**PROBLEM:** Reproduce each line of the entries that carries "http".

Records from a collection
------------------------------------------------------------------------

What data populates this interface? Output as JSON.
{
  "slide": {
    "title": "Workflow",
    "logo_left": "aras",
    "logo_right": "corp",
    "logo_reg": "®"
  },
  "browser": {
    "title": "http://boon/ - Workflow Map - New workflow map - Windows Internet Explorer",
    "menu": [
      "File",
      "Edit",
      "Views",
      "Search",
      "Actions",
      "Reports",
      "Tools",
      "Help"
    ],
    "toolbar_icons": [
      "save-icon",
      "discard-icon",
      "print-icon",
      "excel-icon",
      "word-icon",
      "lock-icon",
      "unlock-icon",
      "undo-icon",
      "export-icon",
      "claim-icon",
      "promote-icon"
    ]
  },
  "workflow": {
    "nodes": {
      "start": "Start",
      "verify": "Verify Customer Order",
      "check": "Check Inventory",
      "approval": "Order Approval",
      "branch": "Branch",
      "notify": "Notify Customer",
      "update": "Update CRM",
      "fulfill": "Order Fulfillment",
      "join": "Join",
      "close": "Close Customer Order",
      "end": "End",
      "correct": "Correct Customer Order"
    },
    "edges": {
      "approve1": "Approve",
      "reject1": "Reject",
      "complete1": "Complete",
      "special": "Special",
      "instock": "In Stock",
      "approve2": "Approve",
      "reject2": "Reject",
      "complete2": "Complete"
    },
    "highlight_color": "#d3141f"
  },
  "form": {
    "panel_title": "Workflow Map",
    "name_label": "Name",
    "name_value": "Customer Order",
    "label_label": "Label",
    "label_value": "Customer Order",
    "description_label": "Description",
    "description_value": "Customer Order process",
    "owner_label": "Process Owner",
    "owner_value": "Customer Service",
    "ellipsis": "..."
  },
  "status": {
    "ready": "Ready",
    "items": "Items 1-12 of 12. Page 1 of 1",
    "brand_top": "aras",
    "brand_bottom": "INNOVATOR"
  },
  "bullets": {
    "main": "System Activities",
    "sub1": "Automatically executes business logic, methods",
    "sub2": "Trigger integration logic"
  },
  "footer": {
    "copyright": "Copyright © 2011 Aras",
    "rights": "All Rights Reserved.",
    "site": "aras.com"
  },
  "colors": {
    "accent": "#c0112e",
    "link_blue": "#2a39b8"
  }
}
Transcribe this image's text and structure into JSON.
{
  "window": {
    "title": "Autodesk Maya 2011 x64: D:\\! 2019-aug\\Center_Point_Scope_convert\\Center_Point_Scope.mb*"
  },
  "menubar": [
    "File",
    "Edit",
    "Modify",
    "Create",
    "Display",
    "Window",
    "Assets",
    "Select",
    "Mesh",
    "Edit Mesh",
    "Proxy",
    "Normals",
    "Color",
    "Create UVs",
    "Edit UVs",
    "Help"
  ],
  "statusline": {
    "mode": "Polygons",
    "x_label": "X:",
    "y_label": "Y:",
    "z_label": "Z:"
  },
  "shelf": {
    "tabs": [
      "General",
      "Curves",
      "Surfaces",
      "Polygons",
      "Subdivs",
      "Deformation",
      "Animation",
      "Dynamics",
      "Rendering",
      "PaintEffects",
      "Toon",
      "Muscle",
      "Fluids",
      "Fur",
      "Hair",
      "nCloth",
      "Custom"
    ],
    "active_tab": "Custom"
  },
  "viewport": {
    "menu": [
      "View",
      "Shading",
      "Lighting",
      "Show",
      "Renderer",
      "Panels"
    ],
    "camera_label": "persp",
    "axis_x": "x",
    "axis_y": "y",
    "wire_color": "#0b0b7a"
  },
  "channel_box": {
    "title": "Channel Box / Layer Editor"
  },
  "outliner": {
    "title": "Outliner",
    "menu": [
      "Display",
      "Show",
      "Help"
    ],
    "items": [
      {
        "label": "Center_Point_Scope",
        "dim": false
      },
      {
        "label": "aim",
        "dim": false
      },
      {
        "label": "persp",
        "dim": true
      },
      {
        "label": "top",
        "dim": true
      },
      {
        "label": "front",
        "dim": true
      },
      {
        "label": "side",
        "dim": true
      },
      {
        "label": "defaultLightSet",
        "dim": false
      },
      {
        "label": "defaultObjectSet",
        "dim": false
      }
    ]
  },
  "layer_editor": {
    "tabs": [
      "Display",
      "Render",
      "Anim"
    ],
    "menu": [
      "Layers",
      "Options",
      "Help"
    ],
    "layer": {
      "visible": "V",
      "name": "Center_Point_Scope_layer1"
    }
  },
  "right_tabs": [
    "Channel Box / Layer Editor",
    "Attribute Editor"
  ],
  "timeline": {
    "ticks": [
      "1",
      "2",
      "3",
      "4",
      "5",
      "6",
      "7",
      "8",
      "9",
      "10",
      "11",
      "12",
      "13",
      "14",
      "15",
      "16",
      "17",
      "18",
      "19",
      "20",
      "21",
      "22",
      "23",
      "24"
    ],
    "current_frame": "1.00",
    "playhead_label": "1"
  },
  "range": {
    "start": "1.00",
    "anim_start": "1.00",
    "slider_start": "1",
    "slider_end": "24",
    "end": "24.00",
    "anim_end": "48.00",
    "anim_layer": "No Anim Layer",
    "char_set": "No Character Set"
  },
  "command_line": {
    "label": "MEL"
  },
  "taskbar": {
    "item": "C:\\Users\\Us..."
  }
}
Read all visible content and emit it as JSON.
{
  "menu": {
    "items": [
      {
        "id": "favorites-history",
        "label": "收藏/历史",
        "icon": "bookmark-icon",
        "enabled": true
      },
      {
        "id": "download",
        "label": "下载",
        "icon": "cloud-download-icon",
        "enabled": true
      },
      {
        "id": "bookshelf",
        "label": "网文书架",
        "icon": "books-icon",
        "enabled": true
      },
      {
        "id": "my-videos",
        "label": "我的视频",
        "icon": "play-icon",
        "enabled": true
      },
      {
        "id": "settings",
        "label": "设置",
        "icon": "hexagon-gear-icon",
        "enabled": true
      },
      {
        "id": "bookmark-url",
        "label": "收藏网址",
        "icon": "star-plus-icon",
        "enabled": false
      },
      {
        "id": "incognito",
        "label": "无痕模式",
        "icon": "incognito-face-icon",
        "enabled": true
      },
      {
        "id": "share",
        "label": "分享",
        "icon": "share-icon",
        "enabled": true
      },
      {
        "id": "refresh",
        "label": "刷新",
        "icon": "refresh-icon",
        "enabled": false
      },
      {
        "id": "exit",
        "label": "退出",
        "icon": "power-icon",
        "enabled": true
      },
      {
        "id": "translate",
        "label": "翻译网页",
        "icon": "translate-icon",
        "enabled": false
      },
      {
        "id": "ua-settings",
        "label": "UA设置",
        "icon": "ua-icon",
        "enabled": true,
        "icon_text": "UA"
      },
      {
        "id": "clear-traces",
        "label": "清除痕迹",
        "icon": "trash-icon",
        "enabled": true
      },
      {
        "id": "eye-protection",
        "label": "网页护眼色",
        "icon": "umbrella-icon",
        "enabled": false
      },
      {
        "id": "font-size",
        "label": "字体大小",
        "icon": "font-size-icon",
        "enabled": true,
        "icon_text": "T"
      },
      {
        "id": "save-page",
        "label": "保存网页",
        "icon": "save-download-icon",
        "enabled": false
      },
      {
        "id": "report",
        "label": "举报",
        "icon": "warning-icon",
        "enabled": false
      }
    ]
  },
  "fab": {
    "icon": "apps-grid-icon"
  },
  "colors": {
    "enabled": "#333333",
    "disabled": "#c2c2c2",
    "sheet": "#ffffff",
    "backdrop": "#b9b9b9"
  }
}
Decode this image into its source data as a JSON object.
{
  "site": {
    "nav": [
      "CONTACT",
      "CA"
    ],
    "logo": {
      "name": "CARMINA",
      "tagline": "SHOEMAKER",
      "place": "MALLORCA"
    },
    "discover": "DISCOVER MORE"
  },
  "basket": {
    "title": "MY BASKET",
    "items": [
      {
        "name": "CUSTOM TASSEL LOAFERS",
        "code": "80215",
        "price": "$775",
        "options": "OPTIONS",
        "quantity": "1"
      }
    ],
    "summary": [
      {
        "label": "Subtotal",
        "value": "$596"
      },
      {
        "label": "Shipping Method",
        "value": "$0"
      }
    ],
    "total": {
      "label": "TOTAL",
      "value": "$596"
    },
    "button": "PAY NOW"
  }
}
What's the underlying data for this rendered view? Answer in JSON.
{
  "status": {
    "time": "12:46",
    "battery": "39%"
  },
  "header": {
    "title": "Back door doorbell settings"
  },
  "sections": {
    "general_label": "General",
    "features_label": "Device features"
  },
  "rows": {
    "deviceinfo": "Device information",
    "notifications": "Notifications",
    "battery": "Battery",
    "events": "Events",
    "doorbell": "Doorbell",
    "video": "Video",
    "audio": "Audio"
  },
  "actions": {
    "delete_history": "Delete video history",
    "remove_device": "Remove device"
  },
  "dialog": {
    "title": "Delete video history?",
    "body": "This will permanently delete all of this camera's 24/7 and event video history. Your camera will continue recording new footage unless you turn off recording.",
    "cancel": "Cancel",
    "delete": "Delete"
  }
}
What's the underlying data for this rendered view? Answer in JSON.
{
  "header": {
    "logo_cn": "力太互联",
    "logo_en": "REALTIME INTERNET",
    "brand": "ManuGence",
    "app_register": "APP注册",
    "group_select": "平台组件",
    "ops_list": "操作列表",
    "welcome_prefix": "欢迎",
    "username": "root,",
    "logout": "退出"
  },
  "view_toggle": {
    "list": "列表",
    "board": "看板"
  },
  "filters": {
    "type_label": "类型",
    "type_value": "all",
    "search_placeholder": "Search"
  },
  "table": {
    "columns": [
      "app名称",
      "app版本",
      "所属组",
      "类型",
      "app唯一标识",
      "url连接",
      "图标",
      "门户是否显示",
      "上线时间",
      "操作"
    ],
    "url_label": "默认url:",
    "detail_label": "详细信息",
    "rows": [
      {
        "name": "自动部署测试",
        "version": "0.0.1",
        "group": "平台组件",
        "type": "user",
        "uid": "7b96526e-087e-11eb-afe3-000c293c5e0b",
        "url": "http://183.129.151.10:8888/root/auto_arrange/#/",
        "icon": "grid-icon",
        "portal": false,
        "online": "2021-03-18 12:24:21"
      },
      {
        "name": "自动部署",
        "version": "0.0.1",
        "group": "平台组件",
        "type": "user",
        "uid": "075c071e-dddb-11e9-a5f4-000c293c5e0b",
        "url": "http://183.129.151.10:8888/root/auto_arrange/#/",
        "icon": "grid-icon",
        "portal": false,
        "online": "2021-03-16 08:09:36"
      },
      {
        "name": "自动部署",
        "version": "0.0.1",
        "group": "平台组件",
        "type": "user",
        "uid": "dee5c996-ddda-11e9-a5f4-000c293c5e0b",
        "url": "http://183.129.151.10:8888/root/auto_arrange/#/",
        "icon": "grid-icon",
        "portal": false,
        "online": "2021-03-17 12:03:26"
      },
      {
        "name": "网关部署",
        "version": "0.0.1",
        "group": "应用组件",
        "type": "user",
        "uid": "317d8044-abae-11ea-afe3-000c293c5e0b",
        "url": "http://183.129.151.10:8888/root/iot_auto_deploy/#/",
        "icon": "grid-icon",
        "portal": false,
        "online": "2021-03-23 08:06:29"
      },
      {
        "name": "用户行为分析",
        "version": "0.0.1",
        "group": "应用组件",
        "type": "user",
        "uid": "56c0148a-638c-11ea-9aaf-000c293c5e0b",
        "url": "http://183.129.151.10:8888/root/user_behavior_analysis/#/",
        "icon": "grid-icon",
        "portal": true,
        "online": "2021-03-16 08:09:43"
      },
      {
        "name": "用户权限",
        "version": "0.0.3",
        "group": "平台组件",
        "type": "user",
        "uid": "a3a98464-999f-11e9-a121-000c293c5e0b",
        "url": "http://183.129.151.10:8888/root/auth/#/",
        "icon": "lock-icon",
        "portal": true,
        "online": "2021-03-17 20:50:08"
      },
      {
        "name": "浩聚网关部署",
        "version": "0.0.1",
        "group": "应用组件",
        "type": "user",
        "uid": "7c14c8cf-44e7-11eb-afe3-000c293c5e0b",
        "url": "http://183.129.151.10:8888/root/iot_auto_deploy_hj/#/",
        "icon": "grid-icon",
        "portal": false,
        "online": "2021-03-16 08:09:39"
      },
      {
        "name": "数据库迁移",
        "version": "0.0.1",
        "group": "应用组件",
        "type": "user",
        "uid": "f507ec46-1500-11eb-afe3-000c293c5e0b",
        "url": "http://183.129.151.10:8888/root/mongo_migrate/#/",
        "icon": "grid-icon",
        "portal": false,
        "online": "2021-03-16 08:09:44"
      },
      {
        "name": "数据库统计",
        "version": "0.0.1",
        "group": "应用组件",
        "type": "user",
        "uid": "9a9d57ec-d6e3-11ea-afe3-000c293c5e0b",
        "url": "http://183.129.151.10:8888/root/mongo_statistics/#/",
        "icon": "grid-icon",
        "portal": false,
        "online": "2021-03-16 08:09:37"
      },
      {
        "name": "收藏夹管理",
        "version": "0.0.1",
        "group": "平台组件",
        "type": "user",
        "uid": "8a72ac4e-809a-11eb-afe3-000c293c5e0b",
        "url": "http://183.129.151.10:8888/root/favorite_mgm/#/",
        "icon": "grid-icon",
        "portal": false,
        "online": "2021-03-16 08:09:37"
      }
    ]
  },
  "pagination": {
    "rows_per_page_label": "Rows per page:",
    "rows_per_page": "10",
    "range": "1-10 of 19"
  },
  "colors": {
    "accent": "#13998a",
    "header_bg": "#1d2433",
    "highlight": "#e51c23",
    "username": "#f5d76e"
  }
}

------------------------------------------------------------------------

**TASK OUTPUT:**
    "title": "http://boon/ - Workflow Map - New workflow map - Windows Internet Explorer",
        "url": "http://183.129.151.10:8888/root/auto_arrange/#/",
        "url": "http://183.129.151.10:8888/root/auto_arrange/#/",
        "url": "http://183.129.151.10:8888/root/auto_arrange/#/",
        "url": "http://183.129.151.10:8888/root/iot_auto_deploy/#/",
        "url": "http://183.129.151.10:8888/root/user_behavior_analysis/#/",
        "url": "http://183.129.151.10:8888/root/auth/#/",
        "url": "http://183.129.151.10:8888/root/iot_auto_deploy_hj/#/",
        "url": "http://183.129.151.10:8888/root/mongo_migrate/#/",
        "url": "http://183.129.151.10:8888/root/mongo_statistics/#/",
        "url": "http://183.129.151.10:8888/root/favorite_mgm/#/",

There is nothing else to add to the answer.